## Exercise objective
Each line in the entries below that holds the word "JSON" belongs in the answer.
=====
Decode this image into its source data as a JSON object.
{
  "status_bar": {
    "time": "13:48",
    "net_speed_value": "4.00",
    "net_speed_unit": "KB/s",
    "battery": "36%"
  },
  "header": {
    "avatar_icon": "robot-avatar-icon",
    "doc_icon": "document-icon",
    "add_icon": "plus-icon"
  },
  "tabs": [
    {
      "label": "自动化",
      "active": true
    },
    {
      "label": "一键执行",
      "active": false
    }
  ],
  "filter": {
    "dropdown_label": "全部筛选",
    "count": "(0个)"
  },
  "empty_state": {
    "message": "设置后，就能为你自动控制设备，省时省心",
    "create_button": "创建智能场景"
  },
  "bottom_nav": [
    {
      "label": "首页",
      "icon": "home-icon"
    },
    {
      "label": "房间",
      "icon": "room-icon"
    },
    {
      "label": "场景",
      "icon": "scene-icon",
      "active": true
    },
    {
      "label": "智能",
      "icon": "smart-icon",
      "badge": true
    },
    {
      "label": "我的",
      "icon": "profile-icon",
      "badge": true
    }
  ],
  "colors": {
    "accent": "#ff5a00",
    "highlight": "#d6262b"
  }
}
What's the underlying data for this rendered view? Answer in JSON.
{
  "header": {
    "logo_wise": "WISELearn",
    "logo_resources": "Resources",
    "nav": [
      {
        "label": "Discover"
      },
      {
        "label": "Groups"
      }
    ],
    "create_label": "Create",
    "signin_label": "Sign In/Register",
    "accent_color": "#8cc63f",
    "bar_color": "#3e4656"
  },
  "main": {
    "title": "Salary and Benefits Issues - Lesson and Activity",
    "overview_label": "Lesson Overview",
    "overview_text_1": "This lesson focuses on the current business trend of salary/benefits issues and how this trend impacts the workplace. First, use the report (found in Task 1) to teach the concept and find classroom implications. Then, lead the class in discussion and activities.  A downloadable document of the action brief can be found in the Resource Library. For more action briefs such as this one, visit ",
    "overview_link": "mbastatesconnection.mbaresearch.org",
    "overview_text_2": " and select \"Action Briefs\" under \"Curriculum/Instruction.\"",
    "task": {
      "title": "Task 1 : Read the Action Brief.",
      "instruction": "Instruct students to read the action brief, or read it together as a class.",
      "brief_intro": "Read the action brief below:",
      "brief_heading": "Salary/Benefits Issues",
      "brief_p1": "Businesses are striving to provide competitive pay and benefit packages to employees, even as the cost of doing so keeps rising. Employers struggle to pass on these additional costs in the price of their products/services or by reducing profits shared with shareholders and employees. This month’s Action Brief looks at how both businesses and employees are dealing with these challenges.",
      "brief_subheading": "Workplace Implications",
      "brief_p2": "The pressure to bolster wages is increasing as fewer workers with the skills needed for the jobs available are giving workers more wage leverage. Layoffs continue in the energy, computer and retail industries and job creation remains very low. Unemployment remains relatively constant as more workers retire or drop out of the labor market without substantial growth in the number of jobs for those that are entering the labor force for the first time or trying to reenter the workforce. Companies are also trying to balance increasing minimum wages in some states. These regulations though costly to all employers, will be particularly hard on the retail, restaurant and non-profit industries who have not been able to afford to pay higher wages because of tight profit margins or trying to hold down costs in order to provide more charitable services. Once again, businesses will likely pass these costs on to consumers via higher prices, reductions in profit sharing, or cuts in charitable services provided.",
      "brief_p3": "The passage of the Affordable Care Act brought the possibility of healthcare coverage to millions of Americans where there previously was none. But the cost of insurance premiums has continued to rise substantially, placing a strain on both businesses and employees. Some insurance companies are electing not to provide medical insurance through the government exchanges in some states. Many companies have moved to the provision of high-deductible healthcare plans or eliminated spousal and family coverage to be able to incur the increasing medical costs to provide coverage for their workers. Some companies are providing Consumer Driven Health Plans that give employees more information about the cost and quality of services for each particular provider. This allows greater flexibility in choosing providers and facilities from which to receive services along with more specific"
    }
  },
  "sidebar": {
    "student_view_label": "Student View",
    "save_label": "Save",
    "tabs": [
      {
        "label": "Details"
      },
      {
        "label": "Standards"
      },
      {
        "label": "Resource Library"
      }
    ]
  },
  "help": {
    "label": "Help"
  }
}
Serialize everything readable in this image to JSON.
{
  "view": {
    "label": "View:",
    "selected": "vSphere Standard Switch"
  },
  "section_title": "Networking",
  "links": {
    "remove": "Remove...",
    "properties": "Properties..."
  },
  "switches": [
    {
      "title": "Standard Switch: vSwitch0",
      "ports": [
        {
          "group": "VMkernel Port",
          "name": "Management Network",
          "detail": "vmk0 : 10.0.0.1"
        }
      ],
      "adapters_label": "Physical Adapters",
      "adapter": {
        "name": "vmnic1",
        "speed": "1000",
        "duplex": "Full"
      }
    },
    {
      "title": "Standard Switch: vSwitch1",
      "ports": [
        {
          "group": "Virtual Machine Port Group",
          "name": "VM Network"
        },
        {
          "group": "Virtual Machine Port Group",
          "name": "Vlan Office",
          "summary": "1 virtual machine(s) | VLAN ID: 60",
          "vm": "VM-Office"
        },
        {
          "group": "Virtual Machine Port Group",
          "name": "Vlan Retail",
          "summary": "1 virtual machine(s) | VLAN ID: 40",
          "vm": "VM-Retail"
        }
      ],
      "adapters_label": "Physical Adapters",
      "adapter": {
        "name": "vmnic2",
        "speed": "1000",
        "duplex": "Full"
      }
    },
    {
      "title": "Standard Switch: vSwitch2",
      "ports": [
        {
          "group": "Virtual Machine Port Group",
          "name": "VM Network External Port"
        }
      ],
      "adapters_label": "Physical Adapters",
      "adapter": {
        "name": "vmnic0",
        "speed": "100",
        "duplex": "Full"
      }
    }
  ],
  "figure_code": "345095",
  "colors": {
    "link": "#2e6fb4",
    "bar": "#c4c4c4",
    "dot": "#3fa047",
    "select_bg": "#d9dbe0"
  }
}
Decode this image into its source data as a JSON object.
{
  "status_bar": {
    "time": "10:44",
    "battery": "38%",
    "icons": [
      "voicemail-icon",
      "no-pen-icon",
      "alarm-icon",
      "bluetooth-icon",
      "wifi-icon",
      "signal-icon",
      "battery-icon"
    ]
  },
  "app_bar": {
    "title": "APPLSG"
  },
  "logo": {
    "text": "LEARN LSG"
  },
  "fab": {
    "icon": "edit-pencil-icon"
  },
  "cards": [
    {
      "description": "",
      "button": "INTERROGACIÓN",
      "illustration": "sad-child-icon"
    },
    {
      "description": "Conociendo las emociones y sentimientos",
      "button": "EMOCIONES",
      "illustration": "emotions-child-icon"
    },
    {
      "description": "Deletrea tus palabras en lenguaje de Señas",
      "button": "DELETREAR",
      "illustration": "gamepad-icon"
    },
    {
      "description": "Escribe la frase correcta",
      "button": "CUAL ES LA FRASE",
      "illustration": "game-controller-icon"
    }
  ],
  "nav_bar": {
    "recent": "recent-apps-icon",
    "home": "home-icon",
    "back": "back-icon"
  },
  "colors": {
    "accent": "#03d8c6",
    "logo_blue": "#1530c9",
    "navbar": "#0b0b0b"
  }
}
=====
## Response for this exercise
Decode this image into its source data as a JSON object.
What's the underlying data for this rendered view? Answer in JSON.
Serialize everything readable in this image to JSON.
Decode this image into its source data as a JSON object.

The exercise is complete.